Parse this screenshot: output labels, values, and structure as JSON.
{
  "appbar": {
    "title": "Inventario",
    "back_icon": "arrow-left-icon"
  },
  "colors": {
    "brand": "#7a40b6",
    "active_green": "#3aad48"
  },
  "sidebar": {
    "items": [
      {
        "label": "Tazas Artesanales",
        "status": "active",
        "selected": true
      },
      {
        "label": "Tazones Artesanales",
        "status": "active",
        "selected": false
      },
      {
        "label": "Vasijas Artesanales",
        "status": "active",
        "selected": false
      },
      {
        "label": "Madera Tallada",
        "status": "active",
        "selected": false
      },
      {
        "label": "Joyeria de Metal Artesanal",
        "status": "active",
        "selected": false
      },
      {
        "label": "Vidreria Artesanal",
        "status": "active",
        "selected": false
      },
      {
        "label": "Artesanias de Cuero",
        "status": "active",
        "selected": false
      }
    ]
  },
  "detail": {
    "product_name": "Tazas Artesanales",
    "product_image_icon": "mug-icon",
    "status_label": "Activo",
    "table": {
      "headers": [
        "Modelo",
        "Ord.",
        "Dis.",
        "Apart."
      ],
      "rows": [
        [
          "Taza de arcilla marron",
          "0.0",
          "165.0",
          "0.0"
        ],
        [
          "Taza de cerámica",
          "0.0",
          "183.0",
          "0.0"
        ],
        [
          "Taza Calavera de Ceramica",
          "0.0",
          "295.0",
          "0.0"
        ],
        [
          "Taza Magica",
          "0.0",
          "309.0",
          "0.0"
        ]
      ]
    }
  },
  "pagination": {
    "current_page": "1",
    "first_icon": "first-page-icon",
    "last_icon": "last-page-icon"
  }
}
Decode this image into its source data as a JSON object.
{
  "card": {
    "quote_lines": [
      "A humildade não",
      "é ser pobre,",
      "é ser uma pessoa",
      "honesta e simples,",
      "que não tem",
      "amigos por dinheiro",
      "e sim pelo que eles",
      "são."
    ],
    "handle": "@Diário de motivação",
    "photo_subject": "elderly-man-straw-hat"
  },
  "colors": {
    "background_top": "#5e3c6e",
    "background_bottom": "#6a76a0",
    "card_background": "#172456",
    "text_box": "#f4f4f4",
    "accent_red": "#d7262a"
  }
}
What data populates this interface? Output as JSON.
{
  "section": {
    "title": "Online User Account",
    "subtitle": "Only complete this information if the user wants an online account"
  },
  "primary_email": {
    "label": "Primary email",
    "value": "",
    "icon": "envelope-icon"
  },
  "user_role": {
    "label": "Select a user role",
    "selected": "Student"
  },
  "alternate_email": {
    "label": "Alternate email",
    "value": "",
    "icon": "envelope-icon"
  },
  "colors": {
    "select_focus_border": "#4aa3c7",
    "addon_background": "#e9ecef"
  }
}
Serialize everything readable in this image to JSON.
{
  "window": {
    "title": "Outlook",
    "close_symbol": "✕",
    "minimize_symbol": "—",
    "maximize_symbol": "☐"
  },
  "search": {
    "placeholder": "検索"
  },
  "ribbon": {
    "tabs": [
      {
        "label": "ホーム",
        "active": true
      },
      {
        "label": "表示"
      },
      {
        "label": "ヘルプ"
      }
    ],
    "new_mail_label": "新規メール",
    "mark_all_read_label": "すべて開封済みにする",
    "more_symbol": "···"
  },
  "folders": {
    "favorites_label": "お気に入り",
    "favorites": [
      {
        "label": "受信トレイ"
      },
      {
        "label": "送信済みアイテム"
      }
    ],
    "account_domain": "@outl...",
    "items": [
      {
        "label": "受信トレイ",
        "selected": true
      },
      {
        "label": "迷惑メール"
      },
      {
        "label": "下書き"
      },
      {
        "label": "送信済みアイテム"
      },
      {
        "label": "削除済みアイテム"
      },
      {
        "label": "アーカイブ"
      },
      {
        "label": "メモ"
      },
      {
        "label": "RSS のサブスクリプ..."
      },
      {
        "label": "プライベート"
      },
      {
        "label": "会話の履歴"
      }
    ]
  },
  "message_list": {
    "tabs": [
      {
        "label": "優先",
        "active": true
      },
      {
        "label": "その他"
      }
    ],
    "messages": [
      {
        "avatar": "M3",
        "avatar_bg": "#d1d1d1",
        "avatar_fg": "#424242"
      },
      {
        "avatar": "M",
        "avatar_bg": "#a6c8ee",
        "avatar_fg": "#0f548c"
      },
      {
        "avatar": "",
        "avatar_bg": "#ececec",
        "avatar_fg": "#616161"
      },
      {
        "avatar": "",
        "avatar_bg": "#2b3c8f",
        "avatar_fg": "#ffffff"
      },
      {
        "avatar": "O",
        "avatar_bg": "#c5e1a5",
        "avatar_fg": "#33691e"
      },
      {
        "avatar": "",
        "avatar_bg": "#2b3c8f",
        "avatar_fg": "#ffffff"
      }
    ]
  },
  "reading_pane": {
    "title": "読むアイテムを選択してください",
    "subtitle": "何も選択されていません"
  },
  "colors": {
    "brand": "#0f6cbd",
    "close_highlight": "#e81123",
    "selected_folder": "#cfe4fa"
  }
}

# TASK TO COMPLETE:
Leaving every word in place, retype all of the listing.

# YOUR RESPONSE:
Parse this screenshot: output labels, values, and structure as JSON.
{
  "appbar": {
    "title": "Inventario",
    "back_icon": "arrow-left-icon"
  },
  "colors": {
    "brand": "#7a40b6",
    "active_green": "#3aad48"
  },
  "sidebar": {
    "items": [
      {
        "label": "Tazas Artesanales",
        "status": "active",
        "selected": true
      },
      {
        "label": "Tazones Artesanales",
        "status": "active",
        "selected": false
      },
      {
        "label": "Vasijas Artesanales",
        "status": "active",
        "selected": false
      },
      {
        "label": "Madera Tallada",
        "status": "active",
        "selected": false
      },
      {
        "label": "Joyeria de Metal Artesanal",
        "status": "active",
        "selected": false
      },
      {
        "label": "Vidreria Artesanal",
        "status": "active",
        "selected": false
      },
      {
        "label": "Artesanias de Cuero",
        "status": "active",
        "selected": false
      }
    ]
  },
  "detail": {
    "product_name": "Tazas Artesanales",
    "product_image_icon": "mug-icon",
    "status_label": "Activo",
    "table": {
      "headers": [
        "Modelo",
        "Ord.",
        "Dis.",
        "Apart."
      ],
      "rows": [
        [
          "Taza de arcilla marron",
          "0.0",
          "165.0",
          "0.0"
        ],
        [
          "Taza de cerámica",
          "0.0",
          "183.0",
          "0.0"
        ],
        [
          "Taza Calavera de Ceramica",
          "0.0",
          "295.0",
          "0.0"
        ],
        [
          "Taza Magica",
          "0.0",
          "309.0",
          "0.0"
        ]
      ]
    }
  },
  "pagination": {
    "current_page": "1",
    "first_icon": "first-page-icon",
    "last_icon": "last-page-icon"
  }
}
Decode this image into its source data as a JSON object.
{
  "card": {
    "quote_lines": [
      "A humildade não",
      "é ser pobre,",
      "é ser uma pessoa",
      "honesta e simples,",
      "que não tem",
      "amigos por dinheiro",
      "e sim pelo que eles",
      "são."
    ],
    "handle": "@Diário de motivação",
    "photo_subject": "elderly-man-straw-hat"
  },
  "colors": {
    "background_top": "#5e3c6e",
    "background_bottom": "#6a76a0",
    "card_background": "#172456",
    "text_box": "#f4f4f4",
    "accent_red": "#d7262a"
  }
}
What data populates this interface? Output as JSON.
{
  "section": {
    "title": "Online User Account",
    "subtitle": "Only complete this information if the user wants an online account"
  },
  "primary_email": {
    "label": "Primary email",
    "value": "",
    "icon": "envelope-icon"
  },
  "user_role": {
    "label": "Select a user role",
    "selected": "Student"
  },
  "alternate_email": {
    "label": "Alternate email",
    "value": "",
    "icon": "envelope-icon"
  },
  "colors": {
    "select_focus_border": "#4aa3c7",
    "addon_background": "#e9ecef"
  }
}
Serialize everything readable in this image to JSON.
{
  "window": {
    "title": "Outlook",
    "close_symbol": "✕",
    "minimize_symbol": "—",
    "maximize_symbol": "☐"
  },
  "search": {
    "placeholder": "検索"
  },
  "ribbon": {
    "tabs": [
      {
        "label": "ホーム",
        "active": true
      },
      {
        "label": "表示"
      },
      {
        "label": "ヘルプ"
      }
    ],
    "new_mail_label": "新規メール",
    "mark_all_read_label": "すべて開封済みにする",
    "more_symbol": "···"
  },
  "folders": {
    "favorites_label": "お気に入り",
    "favorites": [
      {
        "label": "受信トレイ"
      },
      {
        "label": "送信済みアイテム"
      }
    ],
    "account_domain": "@outl...",
    "items": [
      {
        "label": "受信トレイ",
        "selected": true
      },
      {
        "label": "迷惑メール"
      },
      {
        "label": "下書き"
      },
      {
        "label": "送信済みアイテム"
      },
      {
        "label": "削除済みアイテム"
      },
      {
        "label": "アーカイブ"
      },
      {
        "label": "メモ"
      },
      {
        "label": "RSS のサブスクリプ..."
      },
      {
        "label": "プライベート"
      },
      {
        "label": "会話の履歴"
      }
    ]
  },
  "message_list": {
    "tabs": [
      {
        "label": "優先",
        "active": true
      },
      {
        "label": "その他"
      }
    ],
    "messages": [
      {
        "avatar": "M3",
        "avatar_bg": "#d1d1d1",
        "avatar_fg": "#424242"
      },
      {
        "avatar": "M",
        "avatar_bg": "#a6c8ee",
        "avatar_fg": "#0f548c"
      },
      {
        "avatar": "",
        "avatar_bg": "#ececec",
        "avatar_fg": "#616161"
      },
      {
        "avatar": "",
        "avatar_bg": "#2b3c8f",
        "avatar_fg": "#ffffff"
      },
      {
        "avatar": "O",
        "avatar_bg": "#c5e1a5",
        "avatar_fg": "#33691e"
      },
      {
        "avatar": "",
        "avatar_bg": "#2b3c8f",
        "avatar_fg": "#ffffff"
      }
    ]
  },
  "reading_pane": {
    "title": "読むアイテムを選択してください",
    "subtitle": "何も選択されていません"
  },
  "colors": {
    "brand": "#0f6cbd",
    "close_highlight": "#e81123",
    "selected_folder": "#cfe4fa"
  }
}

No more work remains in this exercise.